Dragan Karolic was born in Belgrade, Serbia,
where he started his studies in flute, voice and
piano. Very early he discovered his affinity for
early music, and this encouraged him to continue
his education in Rome, Vienna and London. After
he graduated with high honors, Mr. Karolic participated
in numerous master classes, with world-wide famous
artists such as (voice) E. Kirkby, D. Thomas, K.
Mertens, B. Schlick, H. v. d. Kamp, J. Feldman,
I. Poulenard, (transverse flute) L. Beznosiuk, K.
Hünteler, W. Hazelzet, B. Kuijken, (recorder) H.
M. Linde, C. Pehrsson and N. Hadden.
Until 1991, when he permanently moved to live and
work in Germany , he was a member of the early music
ensembles Renaissance (1979-1991), Musica Antiqua
Belgrade (1984-1989) and Baroque Consort (1986-1991).
During 1989 he cooperated with the Elisabethan Consort,
London, under the direction of Robert Spencer.
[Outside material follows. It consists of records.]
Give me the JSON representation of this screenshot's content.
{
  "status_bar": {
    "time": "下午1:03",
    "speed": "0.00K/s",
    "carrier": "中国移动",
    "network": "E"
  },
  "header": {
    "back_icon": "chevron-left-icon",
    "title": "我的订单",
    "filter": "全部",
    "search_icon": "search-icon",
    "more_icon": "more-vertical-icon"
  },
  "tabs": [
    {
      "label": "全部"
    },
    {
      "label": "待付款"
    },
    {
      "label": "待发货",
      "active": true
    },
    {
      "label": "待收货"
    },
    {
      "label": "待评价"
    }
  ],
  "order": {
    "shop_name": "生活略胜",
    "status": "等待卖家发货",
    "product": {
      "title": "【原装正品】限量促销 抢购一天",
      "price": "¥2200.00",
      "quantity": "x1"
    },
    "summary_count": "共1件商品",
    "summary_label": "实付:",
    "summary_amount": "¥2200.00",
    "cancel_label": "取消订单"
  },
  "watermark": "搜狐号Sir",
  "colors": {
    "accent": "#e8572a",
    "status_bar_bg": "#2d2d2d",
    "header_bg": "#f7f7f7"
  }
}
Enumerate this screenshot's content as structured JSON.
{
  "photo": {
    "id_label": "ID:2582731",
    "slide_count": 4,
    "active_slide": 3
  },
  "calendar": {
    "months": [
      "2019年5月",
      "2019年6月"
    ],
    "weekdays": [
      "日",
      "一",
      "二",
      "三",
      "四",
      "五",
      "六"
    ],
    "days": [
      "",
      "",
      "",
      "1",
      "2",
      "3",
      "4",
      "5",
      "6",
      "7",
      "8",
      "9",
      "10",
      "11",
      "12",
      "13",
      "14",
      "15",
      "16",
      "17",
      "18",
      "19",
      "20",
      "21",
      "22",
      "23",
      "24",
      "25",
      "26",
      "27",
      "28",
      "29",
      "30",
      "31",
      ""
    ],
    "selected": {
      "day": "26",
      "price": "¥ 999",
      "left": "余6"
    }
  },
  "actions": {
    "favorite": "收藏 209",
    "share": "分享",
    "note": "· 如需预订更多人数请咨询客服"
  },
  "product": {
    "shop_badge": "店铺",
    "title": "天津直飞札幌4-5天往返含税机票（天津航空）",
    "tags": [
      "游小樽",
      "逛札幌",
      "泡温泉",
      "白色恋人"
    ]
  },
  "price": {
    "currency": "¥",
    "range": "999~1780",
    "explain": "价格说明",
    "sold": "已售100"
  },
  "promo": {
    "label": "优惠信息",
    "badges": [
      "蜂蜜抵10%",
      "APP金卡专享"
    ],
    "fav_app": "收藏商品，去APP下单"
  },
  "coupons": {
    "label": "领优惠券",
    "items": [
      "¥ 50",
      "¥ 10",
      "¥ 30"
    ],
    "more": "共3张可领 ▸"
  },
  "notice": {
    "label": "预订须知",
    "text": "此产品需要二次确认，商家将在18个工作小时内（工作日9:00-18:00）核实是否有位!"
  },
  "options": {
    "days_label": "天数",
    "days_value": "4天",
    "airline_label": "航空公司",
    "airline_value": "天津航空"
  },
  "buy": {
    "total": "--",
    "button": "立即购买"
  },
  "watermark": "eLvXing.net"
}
Mr.
Karolic was the co-founder of the Belgrade Early
Music Festival in 1991, as well as the Studio
for Early Music. Between 1991 and 1996 he was
a soloist of the Telemann Chamber Orchestra in Blankenburg,
Germany. Since 1997, Dragan Karolic is active as
a vocal soloist and at the same time he teaches
recorder at the Georg
Friedrich Händel Konservatorium in Halle. In
1998 he founded the ensemble "Cantare e sonare",
with whom he recorded a CD
"Bella Italia" (early baroque Italian love songs).
Since 2001 he is a member of the Gewandhaus Chamber
Choir in Leipzig and a regular guest soloist of
the ensemble New
Trinity Baroque, based in Atlanta, USA.
notable appearances Mr. Karolic sung principal bass
role in Stradella´s L´Academia d`Amore, under the
direction of Steven Stubbs in 1999 in Bremen. In 2000
he appeared in a Baroque pasticcio opera, at the Court
Theater built by Friedrich II "the Great" in Potsdam
near Berlin. As soloist and member of ensembles, Dragan
Karolic participated in over a thousand concerts in
the USA, England, France, Belgium, Spain, Italy, Austria,
Germany, Poland, Chech Republic, Bulgaria, Israel,
Syria and Cyprus. He appeared on radio and television
many times, and recorded over a dozen CDs, audio cassettes
and videos. Mr. Karolic is also an active composer
and musicologist, interested in research and editing
of forgotten manuscripts of Baroque composers.